Marriage equality is not enough.
Pride celebrations were exceptional, particularly with the Supreme Court's ruling on Section 3 of the Defense of Marriage Act (DOMA) and California's Proposition 8. But while some same-sex couples were marrying, another reality was playing out for African-American blogger and television personality B. Scott, who, at the just-concluded BET Awards, had his unique gender expression and appearance on the red carpet policed.
Known in many social circles and the entertainment world for his luxurious hair, beat face, and fabulous outfits, B. Scott was confronted by a situation that many who refuse to conform to society's expectation of manhood, like me, find ourselves, in a space in society where, because of our nonconforming gender expression, others who often feel threatened make us feel less-than, ashamed, and humiliated.
In an open letter, B. Scott shared the following on his website:
It's not just about the fact that BET forced me to pull my hair back, asked me to take off my makeup, made me changed my clothes and prevented me from wearing a heel. It's more so that from the mentality and environment created by BET made me feel less than and that something was wrong with who I am as a person.
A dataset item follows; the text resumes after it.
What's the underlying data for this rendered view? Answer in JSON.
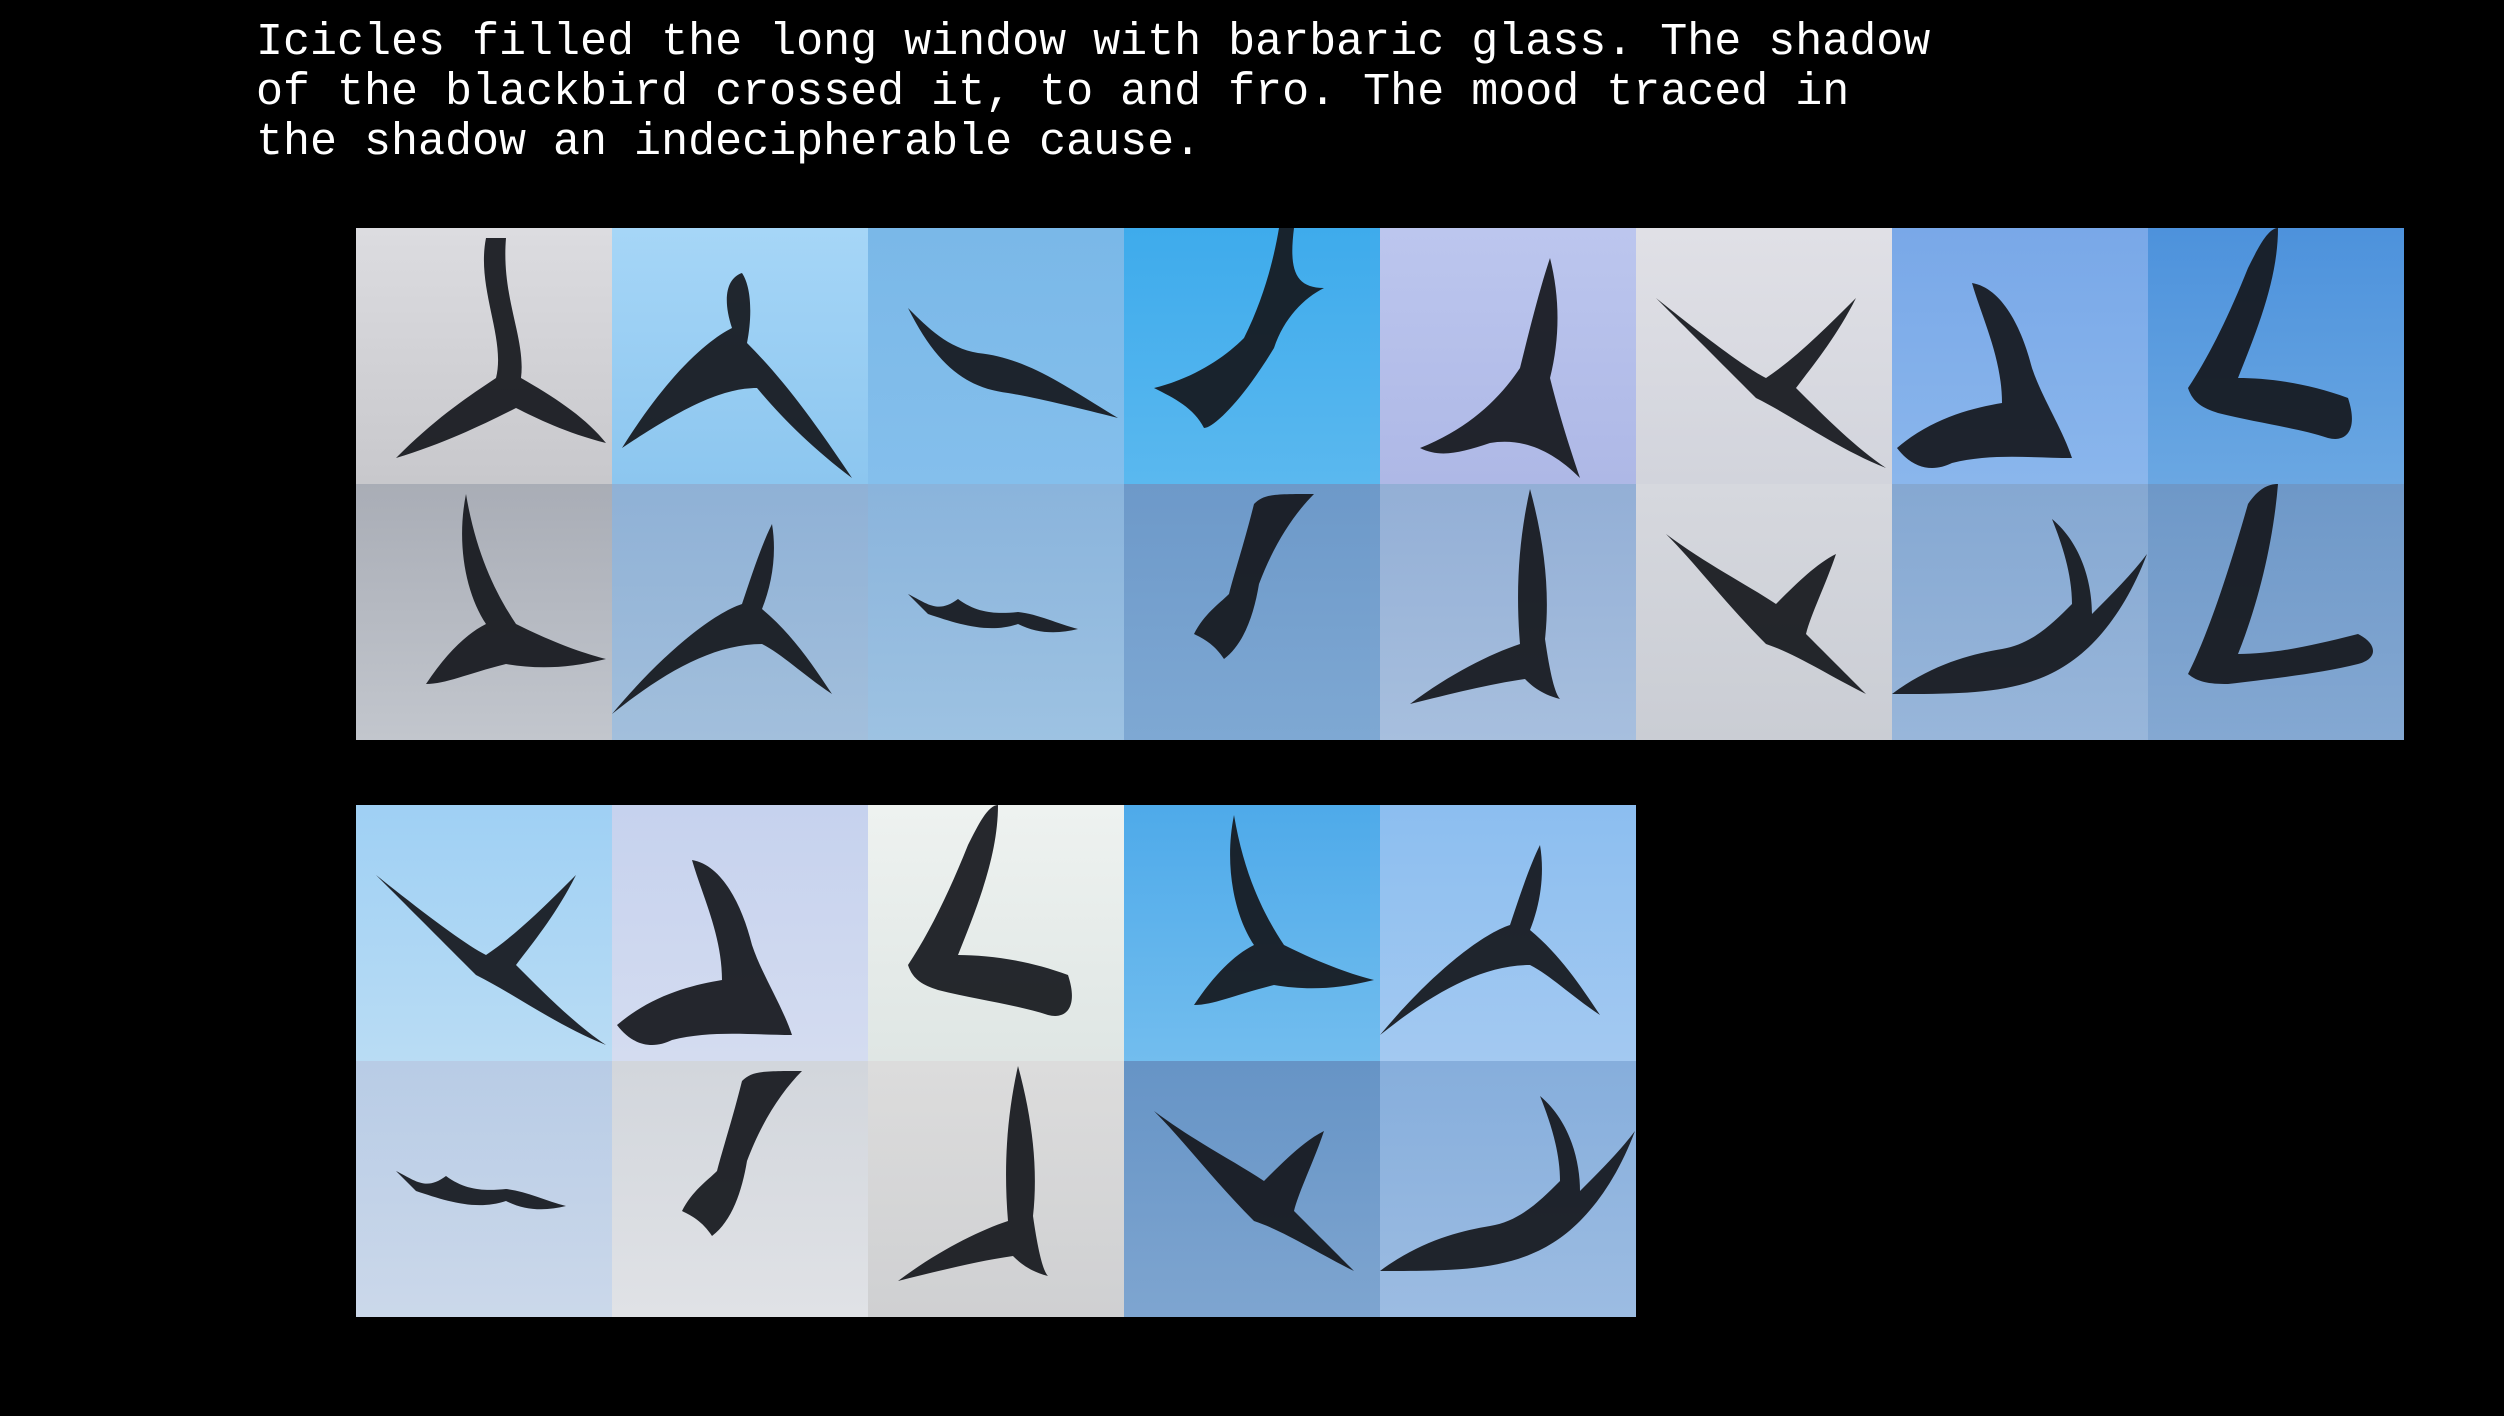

Many were quick to lash out at BET, saying how wrong it was for them to hire Scott and then force him to compromise his self-identification in order to complete the job at hand.
As someone who is gender-nonconforming, I understand to some degree how Scott felt. In 2012 I was kicked out of The Shannon, located in Hoboken, N.J., because I wore a high-low skirt. Two bouncers pulled me into a hallway and informed me that the manager said I had to either change my clothes or leave. I was furious, embarrassed, and humiliated. Recently I went to a nightclub, and because of how I was dressed, the restroom attendant looked questioningly at me and insisted that I was trying to enter the wrong restroom. (I was walking into the men's room.)
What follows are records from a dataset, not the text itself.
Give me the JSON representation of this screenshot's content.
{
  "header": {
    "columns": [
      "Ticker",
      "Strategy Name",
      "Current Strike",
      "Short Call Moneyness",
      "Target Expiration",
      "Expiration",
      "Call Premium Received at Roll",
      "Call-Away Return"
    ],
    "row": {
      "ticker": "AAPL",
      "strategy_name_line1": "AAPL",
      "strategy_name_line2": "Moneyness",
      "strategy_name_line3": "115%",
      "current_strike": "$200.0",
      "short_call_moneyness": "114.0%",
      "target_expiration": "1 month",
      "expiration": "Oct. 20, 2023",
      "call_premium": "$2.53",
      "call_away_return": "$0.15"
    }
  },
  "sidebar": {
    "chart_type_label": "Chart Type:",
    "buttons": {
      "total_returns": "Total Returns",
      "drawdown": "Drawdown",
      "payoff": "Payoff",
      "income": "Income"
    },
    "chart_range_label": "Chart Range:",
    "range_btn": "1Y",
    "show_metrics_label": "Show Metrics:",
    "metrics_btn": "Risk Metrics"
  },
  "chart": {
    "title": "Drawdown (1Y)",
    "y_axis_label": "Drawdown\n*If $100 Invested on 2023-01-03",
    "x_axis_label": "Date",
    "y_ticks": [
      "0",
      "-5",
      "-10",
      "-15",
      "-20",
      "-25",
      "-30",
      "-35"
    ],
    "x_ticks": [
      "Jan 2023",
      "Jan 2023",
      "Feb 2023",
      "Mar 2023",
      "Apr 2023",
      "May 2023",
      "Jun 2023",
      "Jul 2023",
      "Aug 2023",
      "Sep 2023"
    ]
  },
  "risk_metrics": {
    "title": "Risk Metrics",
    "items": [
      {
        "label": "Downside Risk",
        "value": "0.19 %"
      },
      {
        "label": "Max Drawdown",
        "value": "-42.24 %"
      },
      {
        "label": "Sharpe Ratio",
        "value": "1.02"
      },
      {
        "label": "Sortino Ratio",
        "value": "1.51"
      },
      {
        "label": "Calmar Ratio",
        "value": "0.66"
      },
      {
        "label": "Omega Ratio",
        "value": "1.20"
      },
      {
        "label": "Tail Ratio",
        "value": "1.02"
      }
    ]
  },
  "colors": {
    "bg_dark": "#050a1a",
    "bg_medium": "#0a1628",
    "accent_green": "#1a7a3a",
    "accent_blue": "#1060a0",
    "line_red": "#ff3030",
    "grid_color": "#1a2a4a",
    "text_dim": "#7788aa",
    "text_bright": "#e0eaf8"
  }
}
Today, in society, there is a slow progression toward acceptance of those in the community who are gender-nonconforming, whether they be males appearing as females or females appearing as males. But despite the advances -- the repeal of "don't ask, don't tell," the passage of same-sex marriage laws in 12 states and Washington, D.C., the striking down of section 3 of DOMA and the rejection of Proposition 8 -- more work needs to be done. Congress has consistently refused to act on Employment Non-Discrimination Act (ENDA), a bill that would prohibit employers from discriminating on the basis of sexual orientation or gender identity or expression. Not only would passage of ENDA and bills like New York's Gender Expression Non-Discrimination Act (GENDA) enable those of us who struggle against society's adherence to a binary concept of gender to be recognized and accepted in our workplaces and our communities; it would give us the legal protections against intolerance, stigma and discrimination.
B. Scott's very public experience is not only shameful; it is tragic, because BET was continuing to perpetuate the myths and stereotypes about us.
While many of my fellow LGBTQA people are celebrating marriage equality, I'm left with a different reality: By daring to live my truth as I feel and identify, I have to accept the fact that I will be discriminated against. Until society and communities catch up and accept B. Scott and others like me, I will be made to feel less than equal, less than human, less than a person, and less significant. The truth is that my own community, the LGBTQA community, isn't rallying behind us, people of the trans experience or those who express their gender differently.
For me, it isn't enough to be able to get married; I want to know that as a community we are working toward a future that prevents corporations like BET from policing anyone's gender.
Perhaps when the honeymoons are over, maybe, just maybe, we can return to the reality of many in the LGBTQA community, to the core of our movement: fighting for social justice for all of everyone.